On Twitter Sean Trende asks why everyone is so sure congressional Republicans won’t respond to the Shelby County decision by cooperating to “repair” Section 4 of the Voting Rights Act, since so many of them voted for extending it in 2006.
I responded by noting (1) there was battle royal within the congressional GOP in 2006 before a corporate decision was made to go along with the Bush administration’s call for avoiding a partisan fight on this subject, and (2) this is a very different Republican Party.
More to the point, however: there is no reason whatsoever to think congressional Republicans are going to cooperate in a “fix” of Section 4 until we hear from Mitch McConnell and John Boehner that they want to make it a priority. When that happens (and it could happen if GOP strategists decide that advancing a “fix” that virtually eliminates Section 5 coverage makes more sense than just accepting the Court’s decision as making it a dead letter), then we can talk.
It does occur to me, however, that under the same theory whereby it is suggested that House Republicans might get out of the way and let House Democrats (with a smattering of Republicans) enact comprehensive immigration reform, it’s theoretically possible, for much of the same rationale of not wanting to get blamed for killing legislation important to minority voters, that House Republicans could “let” Democrats restore Sections 4 and 5.

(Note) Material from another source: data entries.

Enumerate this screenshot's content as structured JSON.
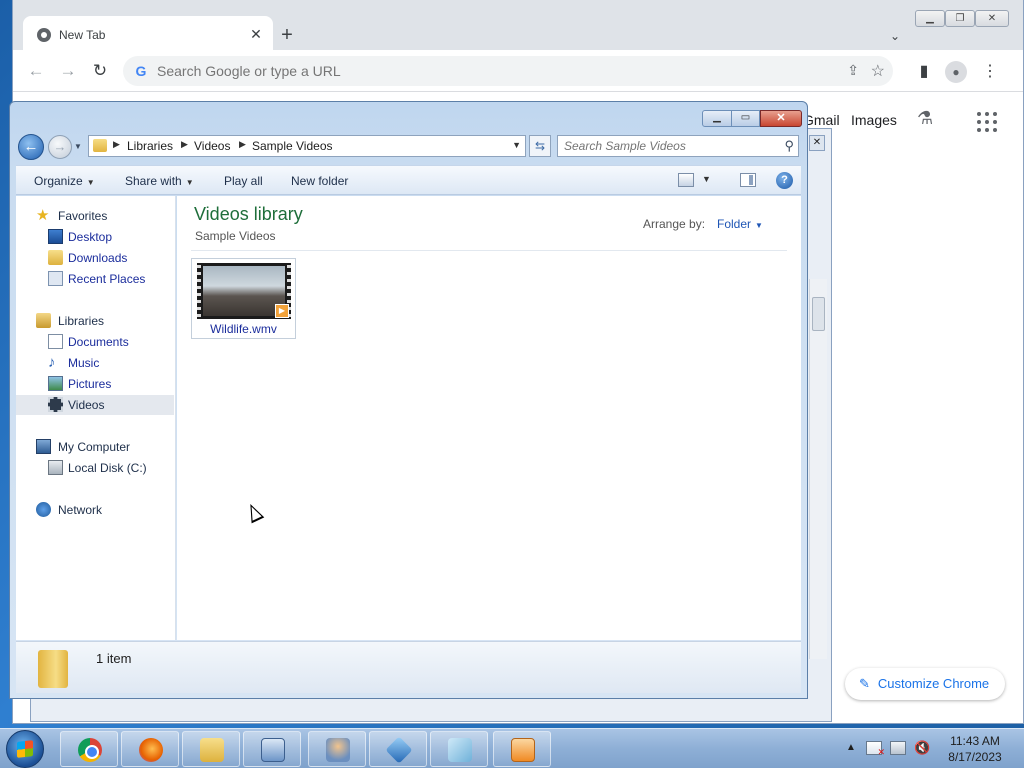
{
  "chrome": {
    "tab_title": "New Tab",
    "tab_close_glyph": "✕",
    "new_tab_glyph": "+",
    "omnibox_placeholder": "Search Google or type a URL",
    "page_links": [
      "Gmail",
      "Images"
    ],
    "customize_label": "Customize Chrome"
  },
  "explorer": {
    "breadcrumb": [
      "Libraries",
      "Videos",
      "Sample Videos"
    ],
    "search_placeholder": "Search Sample Videos",
    "toolbar": {
      "organize": "Organize",
      "share_with": "Share with",
      "play_all": "Play all",
      "new_folder": "New folder"
    },
    "nav": {
      "favorites": "Favorites",
      "desktop": "Desktop",
      "downloads": "Downloads",
      "recent_places": "Recent Places",
      "libraries": "Libraries",
      "documents": "Documents",
      "music": "Music",
      "pictures": "Pictures",
      "videos": "Videos",
      "my_computer": "My Computer",
      "local_disk": "Local Disk (C:)",
      "network": "Network"
    },
    "content": {
      "title": "Videos library",
      "subtitle": "Sample Videos",
      "arrange_label": "Arrange by:",
      "arrange_value": "Folder",
      "files": [
        {
          "name": "Wildlife.wmv",
          "icon": "video-thumbnail-icon"
        }
      ]
    },
    "details": {
      "count": "1 item"
    }
  },
  "taskbar": {
    "apps": [
      "chrome-icon",
      "firefox-icon",
      "file-explorer-icon",
      "control-panel-icon",
      "user-accounts-icon",
      "cube-app-icon",
      "notepad-icon",
      "media-player-icon"
    ],
    "clock": {
      "time": "11:43 AM",
      "date": "8/17/2023"
    }
  },
  "colors": {
    "library_title": "#1e6e3a",
    "link_blue": "#1b2d9c",
    "chrome_accent": "#1a73e8",
    "close_red": "#c84631"
  }
}
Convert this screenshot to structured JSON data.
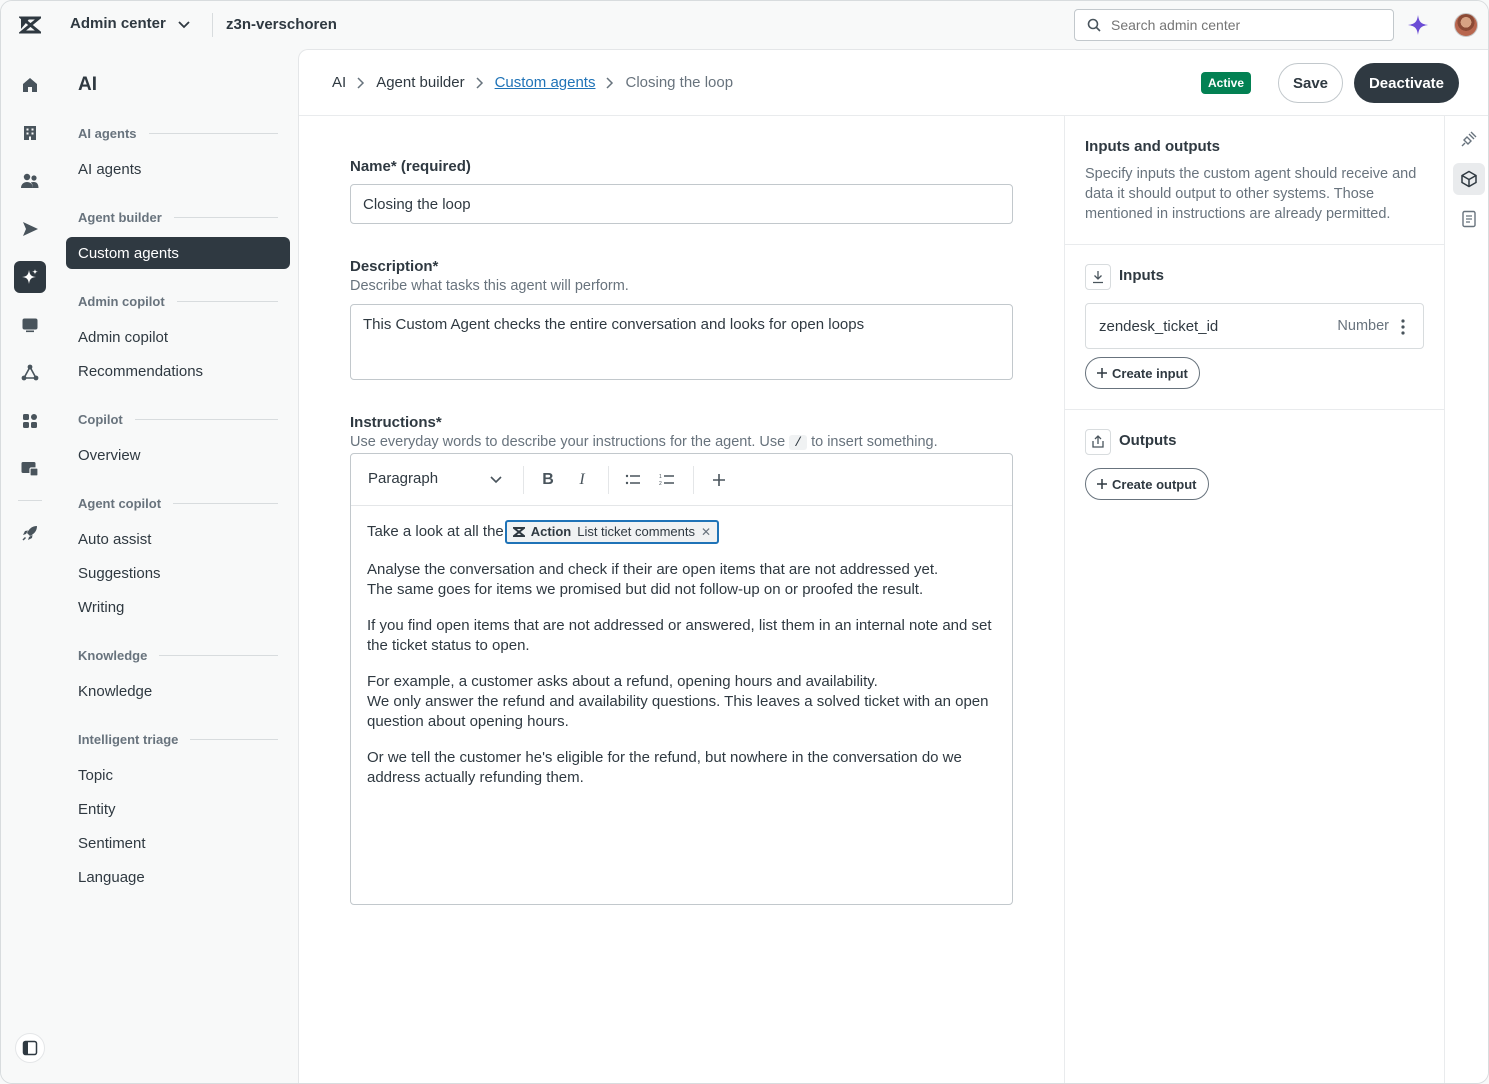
{
  "header": {
    "product_name": "Admin center",
    "account_name": "z3n-verschoren",
    "search_placeholder": "Search admin center"
  },
  "rail": {
    "icons": [
      "home-icon",
      "building-icon",
      "people-icon",
      "send-icon",
      "ai-sparkle-icon",
      "chat-icon",
      "objects-icon",
      "apps-icon",
      "workspaces-icon",
      "rocket-icon"
    ],
    "active": "ai-sparkle-icon"
  },
  "sidebar": {
    "title": "AI",
    "sections": [
      {
        "label": "AI agents",
        "items": [
          "AI agents"
        ]
      },
      {
        "label": "Agent builder",
        "items": [
          "Custom agents"
        ]
      },
      {
        "label": "Admin copilot",
        "items": [
          "Admin copilot",
          "Recommendations"
        ]
      },
      {
        "label": "Copilot",
        "items": [
          "Overview"
        ]
      },
      {
        "label": "Agent copilot",
        "items": [
          "Auto assist",
          "Suggestions",
          "Writing"
        ]
      },
      {
        "label": "Knowledge",
        "items": [
          "Knowledge"
        ]
      },
      {
        "label": "Intelligent triage",
        "items": [
          "Topic",
          "Entity",
          "Sentiment",
          "Language"
        ]
      }
    ],
    "active_item": "Custom agents"
  },
  "breadcrumb": [
    "AI",
    "Agent builder",
    "Custom agents",
    "Closing the loop"
  ],
  "status_badge": "Active",
  "actions": {
    "save": "Save",
    "deactivate": "Deactivate"
  },
  "form": {
    "name_label": "Name* (required)",
    "name_value": "Closing the loop",
    "description_label": "Description*",
    "description_hint": "Describe what tasks this agent will perform.",
    "description_value": "This Custom Agent checks the entire conversation and looks for open loops",
    "instructions_label": "Instructions*",
    "instructions_hint_before": "Use everyday words to describe your instructions for the agent. Use",
    "instructions_hint_key": "/",
    "instructions_hint_after": "to insert something.",
    "toolbar": {
      "format_select": "Paragraph"
    },
    "instructions": {
      "line1_prefix": "Take a look at all the",
      "action_pill": {
        "type": "Action",
        "name": "List ticket comments"
      },
      "paragraphs": [
        [
          "Analyse the conversation and check if their are open items that are not addressed yet.",
          "The same goes for items we promised but did not follow-up on or proofed the result."
        ],
        [
          "If you find open items that are not addressed or answered, list them in an internal note and set the ticket status to open."
        ],
        [
          "For example, a customer asks about a refund, opening hours and availability.",
          "We only answer the refund and availability questions. This leaves a solved ticket with an open question about opening hours."
        ],
        [
          "Or we tell the customer he's eligible for the refund, but nowhere in the conversation do we address actually refunding them."
        ]
      ]
    }
  },
  "io_panel": {
    "title": "Inputs and outputs",
    "description": "Specify inputs the custom agent should receive and data it should output to other systems. Those mentioned in instructions are already permitted.",
    "inputs_heading": "Inputs",
    "inputs": [
      {
        "name": "zendesk_ticket_id",
        "type": "Number"
      }
    ],
    "create_input": "Create input",
    "outputs_heading": "Outputs",
    "create_output": "Create output"
  }
}
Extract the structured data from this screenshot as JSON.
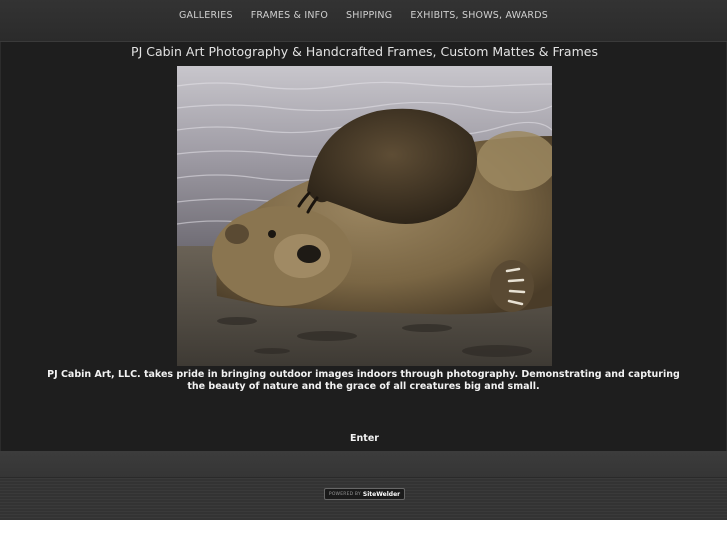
{
  "nav": {
    "items": [
      {
        "label": "GALLERIES"
      },
      {
        "label": "FRAMES & INFO"
      },
      {
        "label": "SHIPPING"
      },
      {
        "label": "EXHIBITS, SHOWS, AWARDS"
      }
    ]
  },
  "main": {
    "title": "PJ Cabin Art Photography & Handcrafted Frames, Custom Mattes & Frames",
    "intro": "PJ Cabin Art, LLC. takes pride in bringing outdoor images indoors through photography.  Demonstrating and capturing the beauty of nature and the grace of all creatures big and small.",
    "enter_label": "Enter"
  },
  "footer": {
    "badge_prefix": "POWERED BY",
    "badge_brand": "SiteWelder"
  },
  "colors": {
    "nav_bg": "#2f2f2f",
    "content_bg": "#1e1e1e",
    "text": "#f2f2f2"
  }
}
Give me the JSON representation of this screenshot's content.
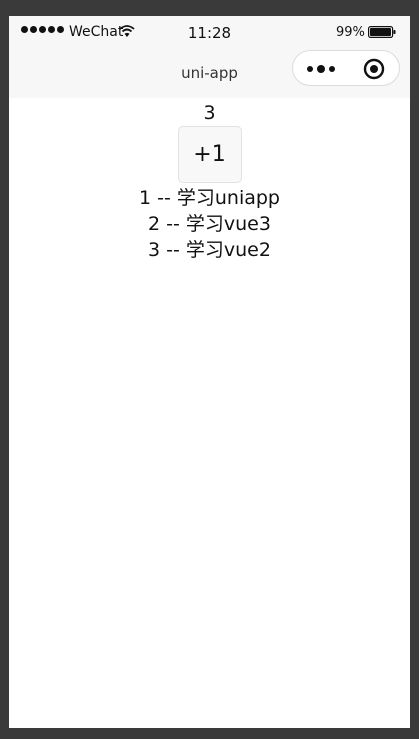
{
  "status_bar": {
    "carrier": "WeChat",
    "time": "11:28",
    "battery": "99%",
    "battery_level": 0.99
  },
  "nav": {
    "title": "uni-app",
    "more_icon": "more-dots-icon",
    "close_icon": "target-close-icon"
  },
  "main": {
    "count": "3",
    "increment_label": "+1",
    "items": [
      "1 -- 学习uniapp",
      "2 -- 学习vue3",
      "3 -- 学习vue2"
    ]
  },
  "colors": {
    "page_bg": "#3a3a3a",
    "screen_bg": "#ffffff",
    "bar_bg": "#f7f7f7",
    "text": "#111111"
  }
}
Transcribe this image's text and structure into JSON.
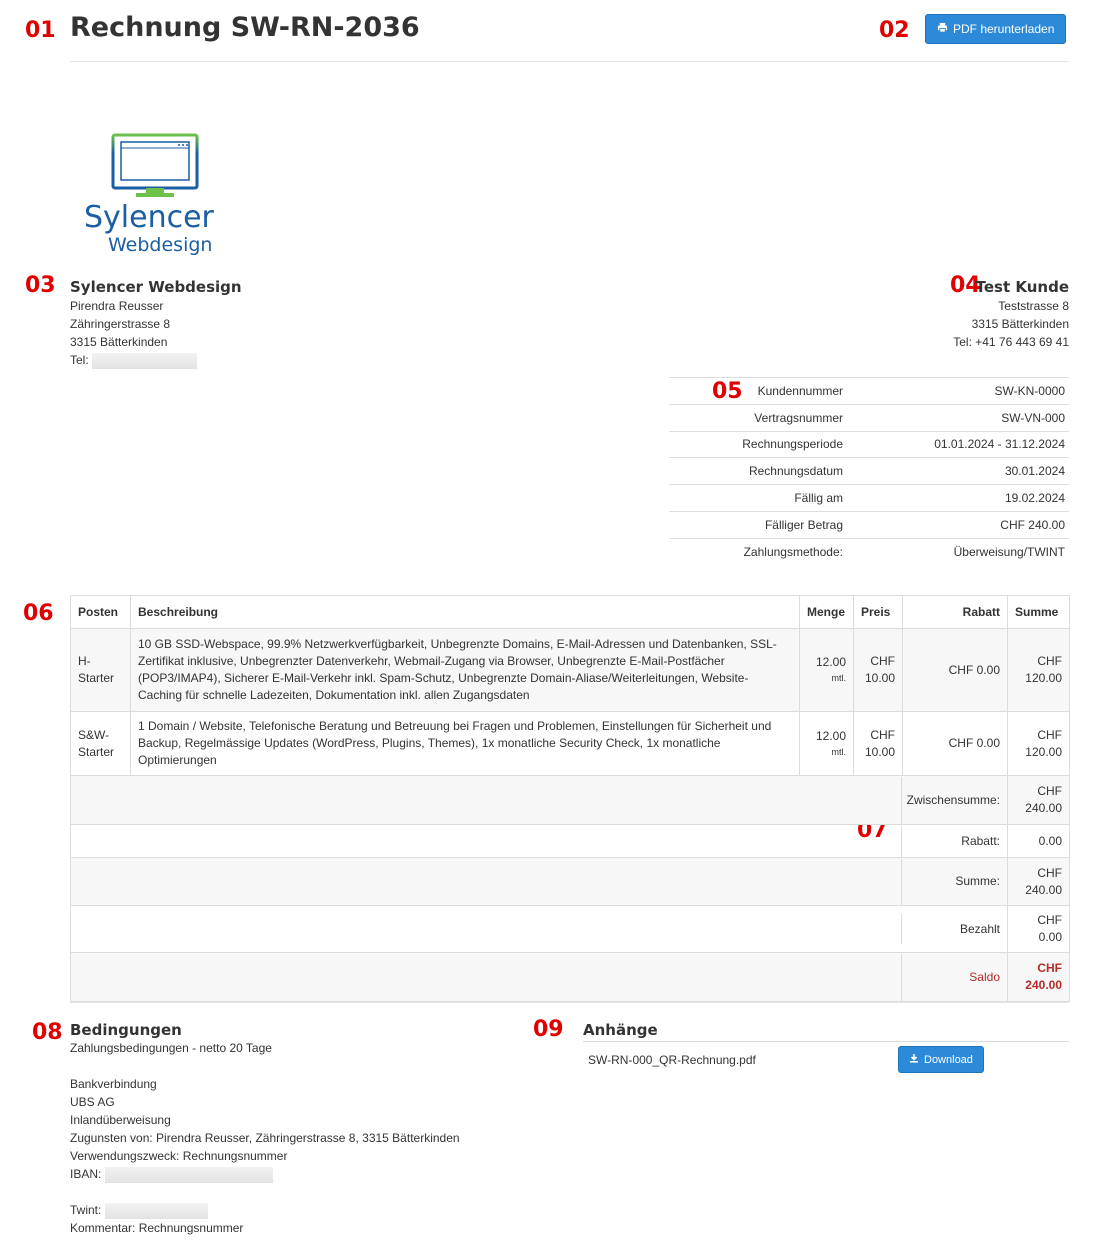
{
  "markers": [
    "01",
    "02",
    "03",
    "04",
    "05",
    "06",
    "07",
    "08",
    "09"
  ],
  "header": {
    "title": "Rechnung SW-RN-2036",
    "pdf_button": "PDF herunterladen",
    "pdf_icon": "print-icon"
  },
  "logo": {
    "line1": "Sylencer",
    "line2": "Webdesign"
  },
  "company": {
    "name": "Sylencer Webdesign",
    "contact": "Pirendra Reusser",
    "street": "Zähringerstrasse 8",
    "city": "3315 Bätterkinden",
    "tel_label": "Tel:"
  },
  "customer": {
    "name": "Test Kunde",
    "street": "Teststrasse 8",
    "city": "3315 Bätterkinden",
    "tel": "Tel: +41 76 443 69 41"
  },
  "details": [
    {
      "label": "Kundennummer",
      "value": "SW-KN-0000"
    },
    {
      "label": "Vertragsnummer",
      "value": "SW-VN-000"
    },
    {
      "label": "Rechnungsperiode",
      "value": "01.01.2024 - 31.12.2024"
    },
    {
      "label": "Rechnungsdatum",
      "value": "30.01.2024"
    },
    {
      "label": "Fällig am",
      "value": "19.02.2024"
    },
    {
      "label": "Fälliger Betrag",
      "value": "CHF 240.00"
    },
    {
      "label": "Zahlungsmethode:",
      "value": "Überweisung/TWINT"
    }
  ],
  "items_table": {
    "headers": {
      "posten": "Posten",
      "beschreibung": "Beschreibung",
      "menge": "Menge",
      "preis": "Preis",
      "rabatt": "Rabatt",
      "summe": "Summe"
    },
    "rows": [
      {
        "posten": "H-Starter",
        "beschreibung": "10 GB SSD-Webspace, 99.9% Netzwerkverfügbarkeit, Unbegrenzte Domains, E-Mail-Adressen und Datenbanken, SSL-Zertifikat inklusive, Unbegrenzter Datenverkehr, Webmail-Zugang via Browser, Unbegrenzte E-Mail-Postfächer (POP3/IMAP4), Sicherer E-Mail-Verkehr inkl. Spam-Schutz, Unbegrenzte Domain-Aliase/Weiterleitungen, Website-Caching für schnelle Ladezeiten, Dokumentation inkl. allen Zugangsdaten",
        "menge": "12.00",
        "einheit": "mtl.",
        "preis": "CHF 10.00",
        "rabatt": "CHF 0.00",
        "summe": "CHF 120.00"
      },
      {
        "posten": "S&W-Starter",
        "beschreibung": "1 Domain / Website, Telefonische Beratung und Betreuung bei Fragen und Problemen, Einstellungen für Sicherheit und Backup, Regelmässige Updates (WordPress, Plugins, Themes), 1x monatliche Security Check, 1x monatliche Optimierungen",
        "menge": "12.00",
        "einheit": "mtl.",
        "preis": "CHF 10.00",
        "rabatt": "CHF 0.00",
        "summe": "CHF 120.00"
      }
    ],
    "totals": [
      {
        "label": "Zwischensumme:",
        "value": "CHF 240.00"
      },
      {
        "label": "Rabatt:",
        "value": "0.00"
      },
      {
        "label": "Summe:",
        "value": "CHF 240.00"
      },
      {
        "label": "Bezahlt",
        "value": "CHF 0.00"
      },
      {
        "label": "Saldo",
        "value": "CHF 240.00"
      }
    ]
  },
  "terms": {
    "title": "Bedingungen",
    "payment_terms": "Zahlungsbedingungen - netto 20 Tage",
    "bank_title": "Bankverbindung",
    "bank_name": "UBS AG",
    "transfer_type": "Inlandüberweisung",
    "beneficiary": "Zugunsten von: Pirendra Reusser, Zähringerstrasse 8, 3315 Bätterkinden",
    "reference": "Verwendungszweck: Rechnungsnummer",
    "iban_label": "IBAN:",
    "twint_label": "Twint:",
    "comment": "Kommentar: Rechnungsnummer"
  },
  "attachments": {
    "title": "Anhänge",
    "files": [
      {
        "name": "SW-RN-000_QR-Rechnung.pdf",
        "button": "Download"
      }
    ]
  },
  "colors": {
    "accent": "#2d8ad9",
    "marker": "#e00000",
    "saldo": "#b52b2b",
    "logo_blue": "#1a5fa3",
    "logo_green": "#6cc24a"
  }
}
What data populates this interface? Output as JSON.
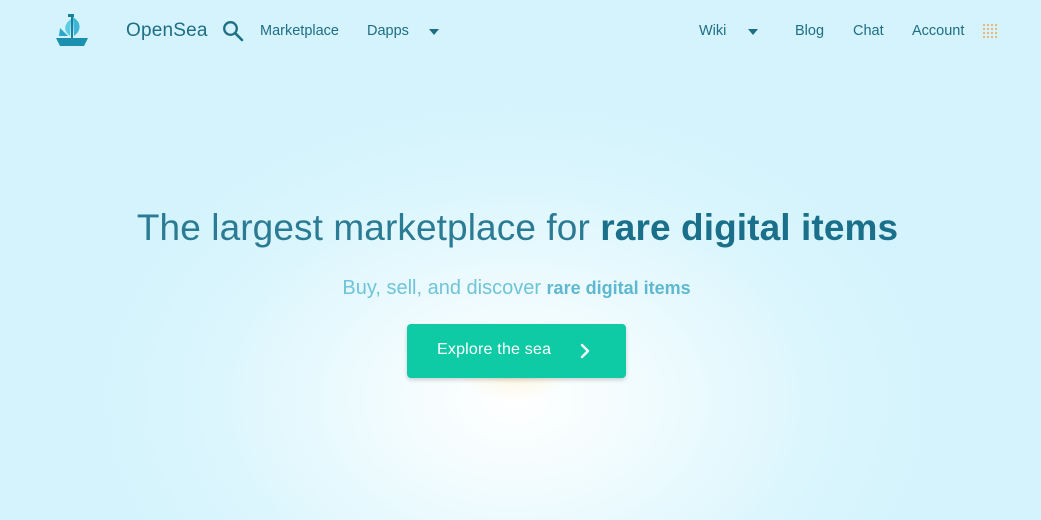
{
  "header": {
    "brand": "OpenSea",
    "nav_left": [
      {
        "label": "Marketplace"
      },
      {
        "label": "Dapps",
        "has_dropdown": true
      }
    ],
    "nav_right": [
      {
        "label": "Wiki",
        "has_dropdown": true
      },
      {
        "label": "Blog"
      },
      {
        "label": "Chat"
      },
      {
        "label": "Account"
      }
    ],
    "icons": {
      "logo": "ship-logo-icon",
      "search": "search-icon",
      "apps": "grid-dots-icon"
    }
  },
  "hero": {
    "title_prefix": "The largest marketplace for ",
    "title_strong": "rare digital items",
    "subtitle_prefix": "Buy, sell, and discover ",
    "subtitle_strong": "rare digital items",
    "cta_label": "Explore the sea",
    "cta_icon": "chevron-right-icon"
  },
  "colors": {
    "accent": "#0ecba5",
    "text_primary": "#1e6e86",
    "subtitle": "#6ec4d9",
    "background": "#d4f3fc",
    "apps_icon": "#f5a34d"
  }
}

We should all be able to agree, however, that this emphatically is not the kind of agenda that conservative “base” voters want from “their” U.S. House of Representatives. So psychologically, the advent of a Democratic drive to “fix” the Voting Rights Act may make it even harder for congressional Republicans to quietly cooperate on immigration as well. All sorts of conservative tripwires are being touched, and by the August recess at the latest, a major RINO hunt should be underway wherever Republicans gather.